### DATA FOR PROCESSING
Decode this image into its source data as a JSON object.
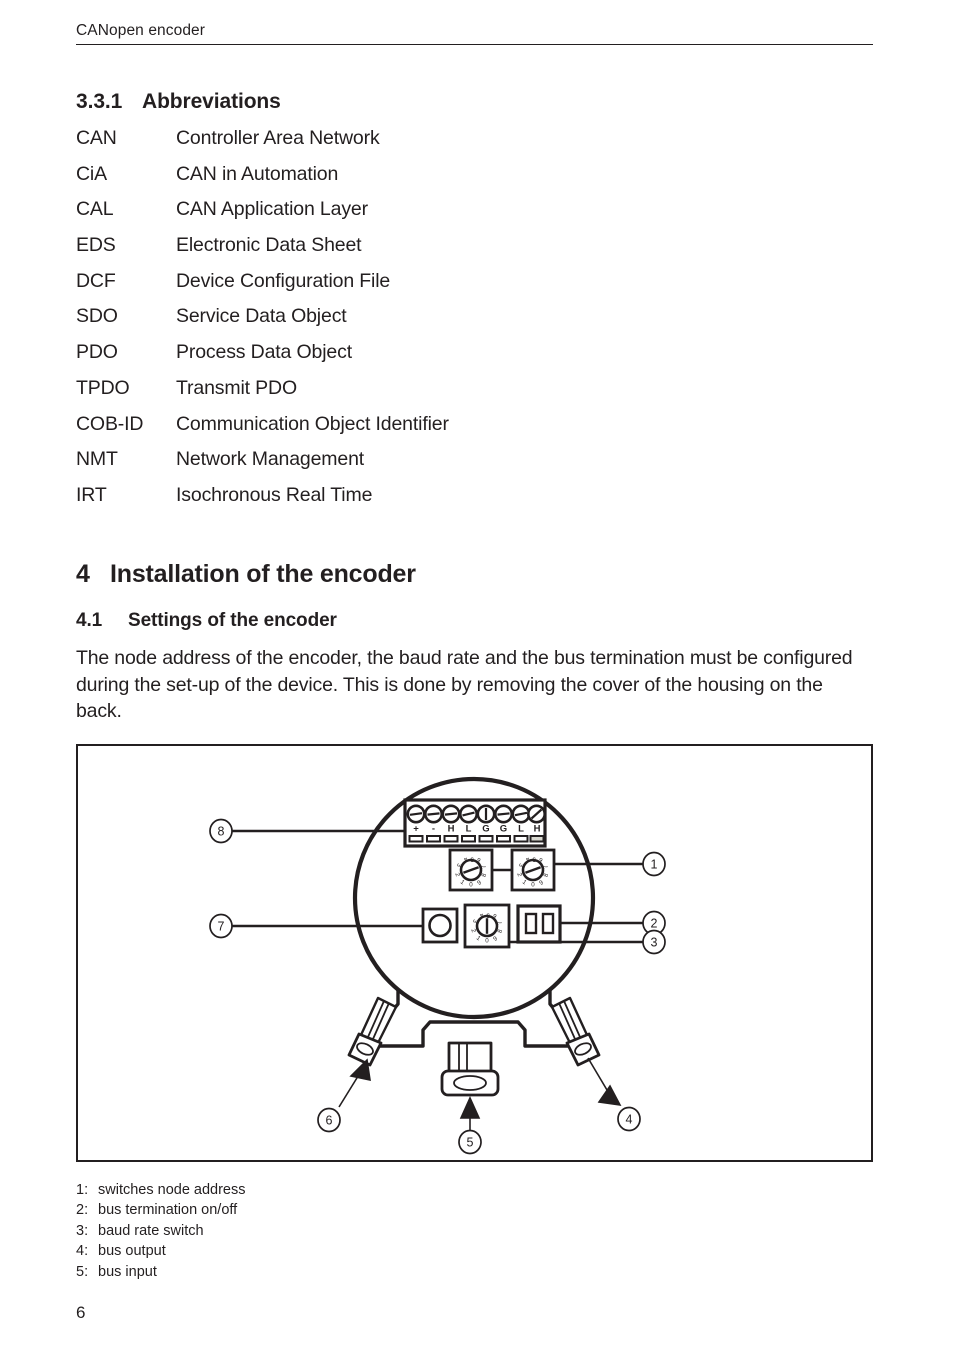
{
  "document": {
    "running_header": "CANopen encoder",
    "page_number": "6"
  },
  "abbreviations_section": {
    "number": "3.3.1",
    "title": "Abbreviations",
    "items": [
      {
        "key": "CAN",
        "value": "Controller Area Network"
      },
      {
        "key": "CiA",
        "value": "CAN in Automation"
      },
      {
        "key": "CAL",
        "value": "CAN Application Layer"
      },
      {
        "key": "EDS",
        "value": "Electronic Data Sheet"
      },
      {
        "key": "DCF",
        "value": "Device Configuration File"
      },
      {
        "key": "SDO",
        "value": "Service Data Object"
      },
      {
        "key": "PDO",
        "value": "Process Data Object"
      },
      {
        "key": "TPDO",
        "value": "Transmit PDO"
      },
      {
        "key": "COB-ID",
        "value": "Communication Object Identifier"
      },
      {
        "key": "NMT",
        "value": "Network Management"
      },
      {
        "key": "IRT",
        "value": "Isochronous Real Time"
      }
    ]
  },
  "installation_section": {
    "number": "4",
    "title": "Installation of the encoder",
    "subsection": {
      "number": "4.1",
      "title": "Settings of the encoder",
      "paragraph": "The node address of the encoder, the baud rate and the bus termination must be configured during the set-up of the device. This is done by removing the cover of the housing on the back."
    }
  },
  "figure": {
    "terminal_labels": [
      "+",
      "-",
      "H",
      "L",
      "G",
      "G",
      "L",
      "H"
    ],
    "rotary_digits": [
      "0",
      "1",
      "2",
      "3",
      "4",
      "5",
      "6",
      "7",
      "8",
      "9"
    ],
    "callouts": [
      {
        "id": "1",
        "label": "1"
      },
      {
        "id": "2",
        "label": "2"
      },
      {
        "id": "3",
        "label": "3"
      },
      {
        "id": "4",
        "label": "4"
      },
      {
        "id": "5",
        "label": "5"
      },
      {
        "id": "6",
        "label": "6"
      },
      {
        "id": "7",
        "label": "7"
      },
      {
        "id": "8",
        "label": "8"
      }
    ]
  },
  "legend": {
    "items": [
      {
        "key": "1:",
        "value": "switches node address"
      },
      {
        "key": "2:",
        "value": "bus termination on/off"
      },
      {
        "key": "3:",
        "value": "baud rate switch"
      },
      {
        "key": "4:",
        "value": "bus output"
      },
      {
        "key": "5:",
        "value": "bus input"
      }
    ]
  },
  "colors": {
    "ink": "#231f20",
    "paper": "#ffffff"
  }
}
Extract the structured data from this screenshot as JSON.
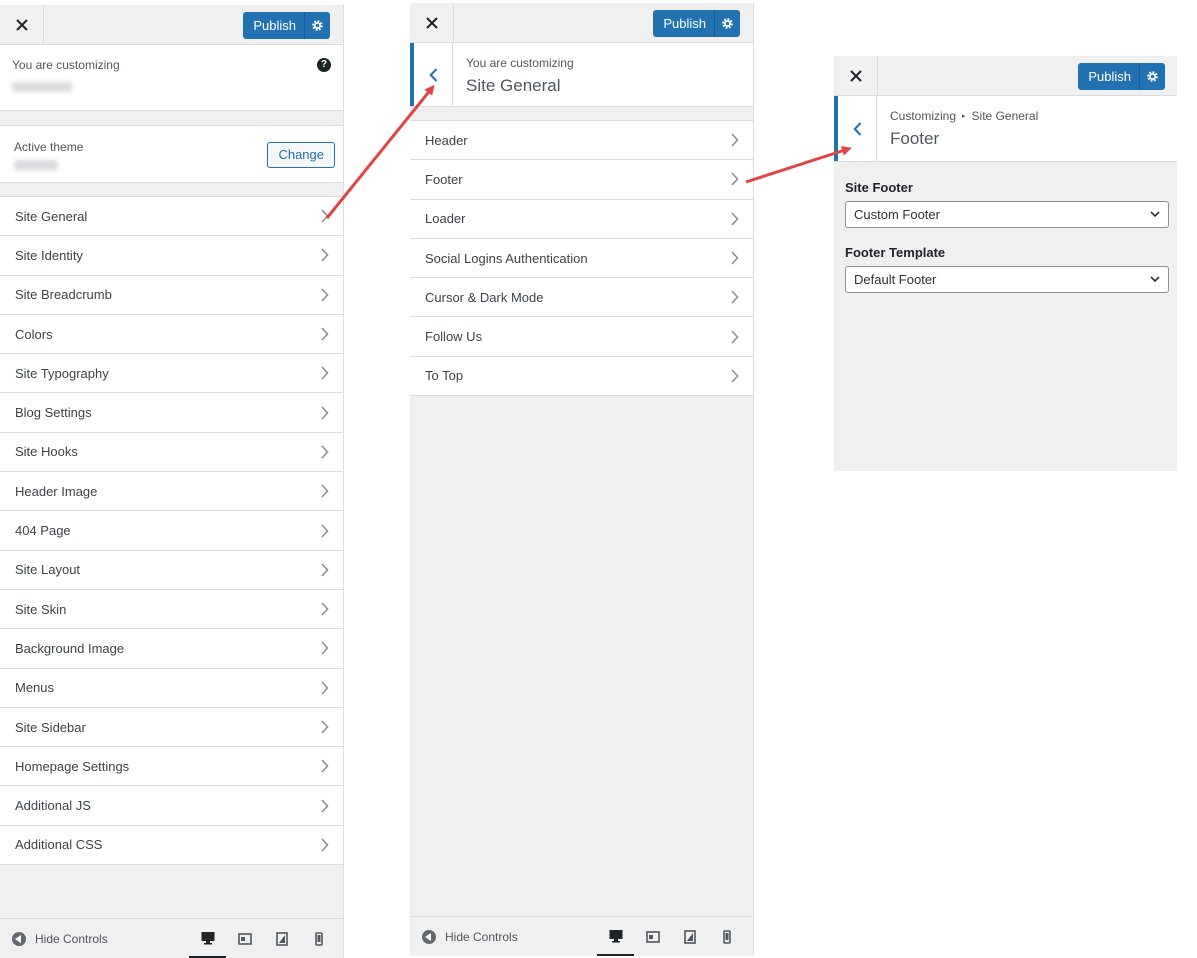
{
  "topbar": {
    "publish_label": "Publish"
  },
  "panel1": {
    "customizing_label": "You are customizing",
    "help_symbol": "?",
    "active_theme_label": "Active theme",
    "change_label": "Change",
    "items": [
      "Site General",
      "Site Identity",
      "Site Breadcrumb",
      "Colors",
      "Site Typography",
      "Blog Settings",
      "Site Hooks",
      "Header Image",
      "404 Page",
      "Site Layout",
      "Site Skin",
      "Background Image",
      "Menus",
      "Site Sidebar",
      "Homepage Settings",
      "Additional JS",
      "Additional CSS"
    ]
  },
  "panel2": {
    "customizing_label": "You are customizing",
    "section_title": "Site General",
    "items": [
      "Header",
      "Footer",
      "Loader",
      "Social Logins Authentication",
      "Cursor & Dark Mode",
      "Follow Us",
      "To Top"
    ]
  },
  "panel3": {
    "breadcrumb_root": "Customizing",
    "breadcrumb_sep": "▸",
    "breadcrumb_parent": "Site General",
    "section_title": "Footer",
    "site_footer_label": "Site Footer",
    "site_footer_value": "Custom Footer",
    "footer_template_label": "Footer Template",
    "footer_template_value": "Default Footer"
  },
  "bottombar": {
    "hide_controls_label": "Hide Controls"
  },
  "colors": {
    "accent": "#2271b1",
    "arrow": "#e04444",
    "panel_bg": "#f0f0f1"
  }
}
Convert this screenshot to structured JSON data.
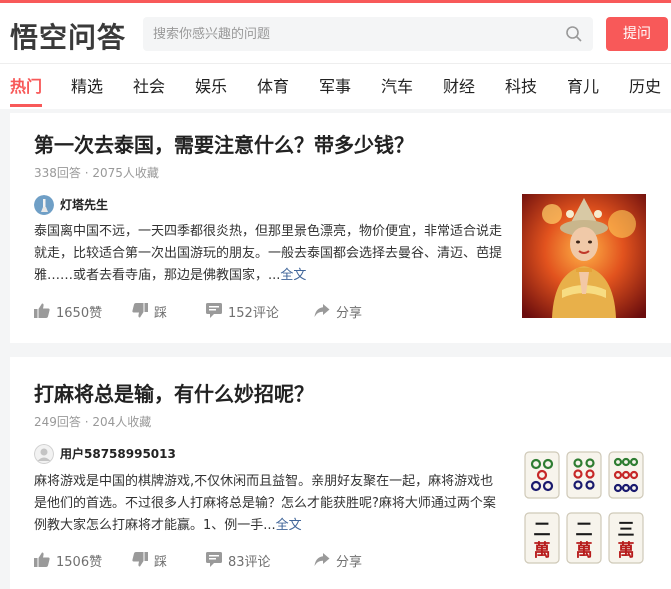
{
  "header": {
    "logo_text": "悟空问答",
    "search_placeholder": "搜索你感兴趣的问题",
    "ask_label": "提问",
    "brand_color": "#f85959"
  },
  "nav": {
    "items": [
      "热门",
      "精选",
      "社会",
      "娱乐",
      "体育",
      "军事",
      "汽车",
      "财经",
      "科技",
      "育儿",
      "历史"
    ],
    "active": "热门"
  },
  "questions": [
    {
      "title": "第一次去泰国，需要注意什么？带多少钱？",
      "stats": "338回答 · 2075人收藏",
      "author": "灯塔先生",
      "excerpt": "泰国离中国不远，一天四季都很炎热，但那里景色漂亮，物价便宜，非常适合说走就走，比较适合第一次出国游玩的朋友。一般去泰国都会选择去曼谷、清迈、芭提雅……或者去看寺庙，那边是佛教国家，...",
      "more": "全文",
      "likes": "1650赞",
      "dislike": "踩",
      "comments": "152评论",
      "share": "分享",
      "image": "thai-dancer-photo"
    },
    {
      "title": "打麻将总是输，有什么妙招呢？",
      "stats": "249回答 · 204人收藏",
      "author": "用户58758995013",
      "excerpt": "麻将游戏是中国的棋牌游戏,不仅休闲而且益智。亲朋好友聚在一起，麻将游戏也是他们的首选。不过很多人打麻将总是输？怎么才能获胜呢?麻将大师通过两个案例教大家怎么打麻将才能赢。1、例一手...",
      "more": "全文",
      "likes": "1506赞",
      "dislike": "踩",
      "comments": "83评论",
      "share": "分享",
      "image": "mahjong-tiles-photo",
      "tile_chars": [
        "二",
        "萬",
        "二",
        "萬",
        "三",
        "萬"
      ]
    }
  ]
}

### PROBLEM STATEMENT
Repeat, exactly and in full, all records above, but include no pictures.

### RESULT OF THIS EXERCISE
Decode this image into its source data as a JSON object.
{
  "document": {
    "running_header": "CANopen encoder",
    "page_number": "6"
  },
  "abbreviations_section": {
    "number": "3.3.1",
    "title": "Abbreviations",
    "items": [
      {
        "key": "CAN",
        "value": "Controller Area Network"
      },
      {
        "key": "CiA",
        "value": "CAN in Automation"
      },
      {
        "key": "CAL",
        "value": "CAN Application Layer"
      },
      {
        "key": "EDS",
        "value": "Electronic Data Sheet"
      },
      {
        "key": "DCF",
        "value": "Device Configuration File"
      },
      {
        "key": "SDO",
        "value": "Service Data Object"
      },
      {
        "key": "PDO",
        "value": "Process Data Object"
      },
      {
        "key": "TPDO",
        "value": "Transmit PDO"
      },
      {
        "key": "COB-ID",
        "value": "Communication Object Identifier"
      },
      {
        "key": "NMT",
        "value": "Network Management"
      },
      {
        "key": "IRT",
        "value": "Isochronous Real Time"
      }
    ]
  },
  "installation_section": {
    "number": "4",
    "title": "Installation of the encoder",
    "subsection": {
      "number": "4.1",
      "title": "Settings of the encoder",
      "paragraph": "The node address of the encoder, the baud rate and the bus termination must be configured during the set-up of the device. This is done by removing the cover of the housing on the back."
    }
  },
  "figure": {
    "terminal_labels": [
      "+",
      "-",
      "H",
      "L",
      "G",
      "G",
      "L",
      "H"
    ],
    "rotary_digits": [
      "0",
      "1",
      "2",
      "3",
      "4",
      "5",
      "6",
      "7",
      "8",
      "9"
    ],
    "callouts": [
      {
        "id": "1",
        "label": "1"
      },
      {
        "id": "2",
        "label": "2"
      },
      {
        "id": "3",
        "label": "3"
      },
      {
        "id": "4",
        "label": "4"
      },
      {
        "id": "5",
        "label": "5"
      },
      {
        "id": "6",
        "label": "6"
      },
      {
        "id": "7",
        "label": "7"
      },
      {
        "id": "8",
        "label": "8"
      }
    ]
  },
  "legend": {
    "items": [
      {
        "key": "1:",
        "value": "switches node address"
      },
      {
        "key": "2:",
        "value": "bus termination on/off"
      },
      {
        "key": "3:",
        "value": "baud rate switch"
      },
      {
        "key": "4:",
        "value": "bus output"
      },
      {
        "key": "5:",
        "value": "bus input"
      }
    ]
  },
  "colors": {
    "ink": "#231f20",
    "paper": "#ffffff"
  }
}
Extract the structured data from this screenshot as JSON.
{
  "topbar": {
    "publish_label": "Publish"
  },
  "panel1": {
    "customizing_label": "You are customizing",
    "help_symbol": "?",
    "active_theme_label": "Active theme",
    "change_label": "Change",
    "items": [
      "Site General",
      "Site Identity",
      "Site Breadcrumb",
      "Colors",
      "Site Typography",
      "Blog Settings",
      "Site Hooks",
      "Header Image",
      "404 Page",
      "Site Layout",
      "Site Skin",
      "Background Image",
      "Menus",
      "Site Sidebar",
      "Homepage Settings",
      "Additional JS",
      "Additional CSS"
    ]
  },
  "panel2": {
    "customizing_label": "You are customizing",
    "section_title": "Site General",
    "items": [
      "Header",
      "Footer",
      "Loader",
      "Social Logins Authentication",
      "Cursor & Dark Mode",
      "Follow Us",
      "To Top"
    ]
  },
  "panel3": {
    "breadcrumb_root": "Customizing",
    "breadcrumb_sep": "▸",
    "breadcrumb_parent": "Site General",
    "section_title": "Footer",
    "site_footer_label": "Site Footer",
    "site_footer_value": "Custom Footer",
    "footer_template_label": "Footer Template",
    "footer_template_value": "Default Footer"
  },
  "bottombar": {
    "hide_controls_label": "Hide Controls"
  },
  "colors": {
    "accent": "#2271b1",
    "arrow": "#e04444",
    "panel_bg": "#f0f0f1"
  }
}
Convert this screenshot to structured JSON data.
{
  "header": {
    "logo_text": "悟空问答",
    "search_placeholder": "搜索你感兴趣的问题",
    "ask_label": "提问",
    "brand_color": "#f85959"
  },
  "nav": {
    "items": [
      "热门",
      "精选",
      "社会",
      "娱乐",
      "体育",
      "军事",
      "汽车",
      "财经",
      "科技",
      "育儿",
      "历史"
    ],
    "active": "热门"
  },
  "questions": [
    {
      "title": "第一次去泰国，需要注意什么？带多少钱？",
      "stats": "338回答 · 2075人收藏",
      "author": "灯塔先生",
      "excerpt": "泰国离中国不远，一天四季都很炎热，但那里景色漂亮，物价便宜，非常适合说走就走，比较适合第一次出国游玩的朋友。一般去泰国都会选择去曼谷、清迈、芭提雅……或者去看寺庙，那边是佛教国家，...",
      "more": "全文",
      "likes": "1650赞",
      "dislike": "踩",
      "comments": "152评论",
      "share": "分享",
      "image": "thai-dancer-photo"
    },
    {
      "title": "打麻将总是输，有什么妙招呢？",
      "stats": "249回答 · 204人收藏",
      "author": "用户58758995013",
      "excerpt": "麻将游戏是中国的棋牌游戏,不仅休闲而且益智。亲朋好友聚在一起，麻将游戏也是他们的首选。不过很多人打麻将总是输？怎么才能获胜呢?麻将大师通过两个案例教大家怎么打麻将才能赢。1、例一手...",
      "more": "全文",
      "likes": "1506赞",
      "dislike": "踩",
      "comments": "83评论",
      "share": "分享",
      "image": "mahjong-tiles-photo",
      "tile_chars": [
        "二",
        "萬",
        "二",
        "萬",
        "三",
        "萬"
      ]
    }
  ]
}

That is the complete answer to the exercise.